• **DATASET EXCERPTS**
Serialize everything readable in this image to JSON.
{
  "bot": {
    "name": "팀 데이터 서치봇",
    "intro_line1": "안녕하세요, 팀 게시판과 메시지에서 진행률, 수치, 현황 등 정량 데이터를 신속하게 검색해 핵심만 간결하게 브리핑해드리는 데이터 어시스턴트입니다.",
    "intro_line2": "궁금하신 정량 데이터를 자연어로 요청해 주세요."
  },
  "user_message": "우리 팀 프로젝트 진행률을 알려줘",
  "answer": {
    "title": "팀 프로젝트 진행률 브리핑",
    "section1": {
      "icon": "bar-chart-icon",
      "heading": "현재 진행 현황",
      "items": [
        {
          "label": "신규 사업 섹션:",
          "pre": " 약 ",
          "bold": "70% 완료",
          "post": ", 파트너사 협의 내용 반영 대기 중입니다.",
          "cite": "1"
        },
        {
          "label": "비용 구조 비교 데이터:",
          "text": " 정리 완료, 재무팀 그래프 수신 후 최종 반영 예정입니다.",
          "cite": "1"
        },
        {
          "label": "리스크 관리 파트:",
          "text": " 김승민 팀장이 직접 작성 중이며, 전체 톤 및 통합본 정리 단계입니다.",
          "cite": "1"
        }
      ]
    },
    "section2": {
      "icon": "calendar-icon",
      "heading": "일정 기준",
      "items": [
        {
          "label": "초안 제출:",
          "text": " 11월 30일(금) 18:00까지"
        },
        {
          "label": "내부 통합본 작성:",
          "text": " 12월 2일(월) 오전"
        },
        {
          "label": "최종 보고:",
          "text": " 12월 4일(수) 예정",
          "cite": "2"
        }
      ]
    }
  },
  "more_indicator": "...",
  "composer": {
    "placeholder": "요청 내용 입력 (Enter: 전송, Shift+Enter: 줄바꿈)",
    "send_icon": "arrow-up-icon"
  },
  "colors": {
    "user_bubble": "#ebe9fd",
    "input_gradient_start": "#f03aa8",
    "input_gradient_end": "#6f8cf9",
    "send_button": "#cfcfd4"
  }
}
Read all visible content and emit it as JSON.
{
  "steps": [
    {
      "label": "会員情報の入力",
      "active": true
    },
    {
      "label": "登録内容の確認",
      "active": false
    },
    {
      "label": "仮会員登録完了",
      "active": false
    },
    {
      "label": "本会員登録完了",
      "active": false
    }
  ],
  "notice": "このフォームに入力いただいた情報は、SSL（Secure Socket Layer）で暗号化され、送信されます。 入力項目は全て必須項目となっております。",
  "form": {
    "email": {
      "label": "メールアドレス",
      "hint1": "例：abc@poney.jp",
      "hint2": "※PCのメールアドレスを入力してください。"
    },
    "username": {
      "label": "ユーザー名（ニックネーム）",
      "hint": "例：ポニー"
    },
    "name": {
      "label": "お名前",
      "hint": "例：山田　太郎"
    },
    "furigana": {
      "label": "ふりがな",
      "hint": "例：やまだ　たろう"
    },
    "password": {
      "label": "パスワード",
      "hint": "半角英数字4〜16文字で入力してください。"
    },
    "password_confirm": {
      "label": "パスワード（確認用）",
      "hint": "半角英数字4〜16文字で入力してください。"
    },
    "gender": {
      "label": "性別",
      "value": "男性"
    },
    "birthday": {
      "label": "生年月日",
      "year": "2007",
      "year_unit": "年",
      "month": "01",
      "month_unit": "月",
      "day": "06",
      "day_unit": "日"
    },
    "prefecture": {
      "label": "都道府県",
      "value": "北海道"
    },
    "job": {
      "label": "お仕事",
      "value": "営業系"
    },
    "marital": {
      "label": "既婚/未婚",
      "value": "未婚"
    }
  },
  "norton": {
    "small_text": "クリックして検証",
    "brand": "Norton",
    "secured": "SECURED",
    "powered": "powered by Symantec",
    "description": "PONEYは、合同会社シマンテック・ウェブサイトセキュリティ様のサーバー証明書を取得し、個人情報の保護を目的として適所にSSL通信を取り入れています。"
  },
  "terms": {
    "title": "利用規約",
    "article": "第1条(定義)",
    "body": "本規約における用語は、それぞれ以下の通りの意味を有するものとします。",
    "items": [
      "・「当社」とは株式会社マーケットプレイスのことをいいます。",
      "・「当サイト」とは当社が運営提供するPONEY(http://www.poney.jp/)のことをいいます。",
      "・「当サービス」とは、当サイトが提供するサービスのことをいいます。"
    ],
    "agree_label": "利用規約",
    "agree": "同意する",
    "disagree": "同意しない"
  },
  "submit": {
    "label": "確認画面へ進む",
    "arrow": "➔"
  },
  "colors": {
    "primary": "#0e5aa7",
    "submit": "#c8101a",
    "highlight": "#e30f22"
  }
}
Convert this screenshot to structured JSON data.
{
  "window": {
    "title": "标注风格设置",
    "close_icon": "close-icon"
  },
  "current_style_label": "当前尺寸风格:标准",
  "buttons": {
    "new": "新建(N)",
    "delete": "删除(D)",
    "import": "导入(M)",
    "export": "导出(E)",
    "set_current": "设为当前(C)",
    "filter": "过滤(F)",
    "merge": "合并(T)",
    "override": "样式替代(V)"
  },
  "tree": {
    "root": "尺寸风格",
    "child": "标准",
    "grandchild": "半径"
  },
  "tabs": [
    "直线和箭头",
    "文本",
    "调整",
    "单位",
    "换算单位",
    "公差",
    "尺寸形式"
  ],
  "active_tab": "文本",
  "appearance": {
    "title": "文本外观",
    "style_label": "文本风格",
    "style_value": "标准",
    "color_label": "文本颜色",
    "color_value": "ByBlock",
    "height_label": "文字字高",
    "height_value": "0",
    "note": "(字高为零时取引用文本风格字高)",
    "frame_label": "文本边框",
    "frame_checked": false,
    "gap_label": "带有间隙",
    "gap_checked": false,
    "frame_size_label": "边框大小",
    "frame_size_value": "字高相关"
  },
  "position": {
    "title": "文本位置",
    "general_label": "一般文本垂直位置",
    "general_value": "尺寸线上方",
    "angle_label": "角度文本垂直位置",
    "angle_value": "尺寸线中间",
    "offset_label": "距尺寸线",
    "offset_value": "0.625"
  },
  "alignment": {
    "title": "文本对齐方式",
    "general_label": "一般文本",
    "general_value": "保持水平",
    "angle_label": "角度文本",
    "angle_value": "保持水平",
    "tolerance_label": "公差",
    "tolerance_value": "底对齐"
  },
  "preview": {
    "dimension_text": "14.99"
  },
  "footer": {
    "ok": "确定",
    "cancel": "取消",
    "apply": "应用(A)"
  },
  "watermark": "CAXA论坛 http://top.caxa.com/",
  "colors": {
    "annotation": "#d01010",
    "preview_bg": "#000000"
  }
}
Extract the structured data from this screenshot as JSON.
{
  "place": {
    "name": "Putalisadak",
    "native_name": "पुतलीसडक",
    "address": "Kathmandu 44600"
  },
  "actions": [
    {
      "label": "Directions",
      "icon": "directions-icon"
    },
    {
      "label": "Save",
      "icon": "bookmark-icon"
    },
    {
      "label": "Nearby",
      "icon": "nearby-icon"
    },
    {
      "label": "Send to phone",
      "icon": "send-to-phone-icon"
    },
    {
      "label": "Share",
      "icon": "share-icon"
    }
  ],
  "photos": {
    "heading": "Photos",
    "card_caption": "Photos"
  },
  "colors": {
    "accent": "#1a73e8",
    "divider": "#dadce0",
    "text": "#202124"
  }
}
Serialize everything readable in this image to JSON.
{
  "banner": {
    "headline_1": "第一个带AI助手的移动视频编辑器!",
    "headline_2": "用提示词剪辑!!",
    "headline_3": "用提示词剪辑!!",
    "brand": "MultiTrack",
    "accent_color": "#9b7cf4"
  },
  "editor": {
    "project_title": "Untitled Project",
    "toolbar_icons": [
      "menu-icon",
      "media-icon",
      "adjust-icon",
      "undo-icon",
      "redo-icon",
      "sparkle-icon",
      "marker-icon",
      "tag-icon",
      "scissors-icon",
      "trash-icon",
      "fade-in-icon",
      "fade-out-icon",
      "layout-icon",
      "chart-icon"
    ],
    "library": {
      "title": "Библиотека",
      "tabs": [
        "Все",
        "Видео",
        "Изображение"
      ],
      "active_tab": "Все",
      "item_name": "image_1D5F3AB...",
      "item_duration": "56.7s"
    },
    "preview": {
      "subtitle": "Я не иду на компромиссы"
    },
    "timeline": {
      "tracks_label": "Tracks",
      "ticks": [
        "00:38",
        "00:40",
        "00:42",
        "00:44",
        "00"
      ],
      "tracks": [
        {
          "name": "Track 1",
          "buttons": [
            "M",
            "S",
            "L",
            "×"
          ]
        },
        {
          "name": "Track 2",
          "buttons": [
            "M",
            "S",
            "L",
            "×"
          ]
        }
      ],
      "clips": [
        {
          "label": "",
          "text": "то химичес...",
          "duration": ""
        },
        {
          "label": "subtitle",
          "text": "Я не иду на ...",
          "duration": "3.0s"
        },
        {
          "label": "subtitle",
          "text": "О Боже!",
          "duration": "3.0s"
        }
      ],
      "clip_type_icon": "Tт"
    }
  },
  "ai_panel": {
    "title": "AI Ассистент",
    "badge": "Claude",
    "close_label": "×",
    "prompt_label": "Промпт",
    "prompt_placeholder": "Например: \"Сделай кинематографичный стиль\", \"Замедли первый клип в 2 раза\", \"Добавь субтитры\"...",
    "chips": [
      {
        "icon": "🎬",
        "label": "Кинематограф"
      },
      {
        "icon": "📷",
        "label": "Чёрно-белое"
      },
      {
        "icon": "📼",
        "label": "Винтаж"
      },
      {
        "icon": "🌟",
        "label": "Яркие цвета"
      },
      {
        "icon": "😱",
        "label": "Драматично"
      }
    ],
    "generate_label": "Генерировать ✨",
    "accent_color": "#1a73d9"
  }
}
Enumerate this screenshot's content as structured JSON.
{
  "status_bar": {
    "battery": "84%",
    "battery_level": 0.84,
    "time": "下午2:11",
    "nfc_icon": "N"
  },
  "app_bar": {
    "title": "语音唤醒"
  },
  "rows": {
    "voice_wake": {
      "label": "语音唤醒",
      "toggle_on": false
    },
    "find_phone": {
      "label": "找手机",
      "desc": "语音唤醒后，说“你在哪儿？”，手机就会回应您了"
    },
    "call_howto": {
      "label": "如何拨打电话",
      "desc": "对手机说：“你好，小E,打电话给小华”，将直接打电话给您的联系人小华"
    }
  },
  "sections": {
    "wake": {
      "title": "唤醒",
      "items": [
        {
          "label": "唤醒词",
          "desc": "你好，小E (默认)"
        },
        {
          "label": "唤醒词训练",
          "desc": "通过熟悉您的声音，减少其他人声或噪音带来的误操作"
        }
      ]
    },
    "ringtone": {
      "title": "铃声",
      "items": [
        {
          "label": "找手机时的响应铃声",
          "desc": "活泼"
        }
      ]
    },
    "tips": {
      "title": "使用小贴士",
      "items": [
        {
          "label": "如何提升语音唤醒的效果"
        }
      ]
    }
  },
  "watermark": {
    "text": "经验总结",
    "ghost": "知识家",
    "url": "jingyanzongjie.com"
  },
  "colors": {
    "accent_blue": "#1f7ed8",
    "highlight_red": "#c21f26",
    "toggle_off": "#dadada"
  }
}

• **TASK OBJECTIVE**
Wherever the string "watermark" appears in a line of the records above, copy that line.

• **EXERCISE SOLUTION**
  "watermark": "CAXA论坛 http://top.caxa.com/",
  "watermark": {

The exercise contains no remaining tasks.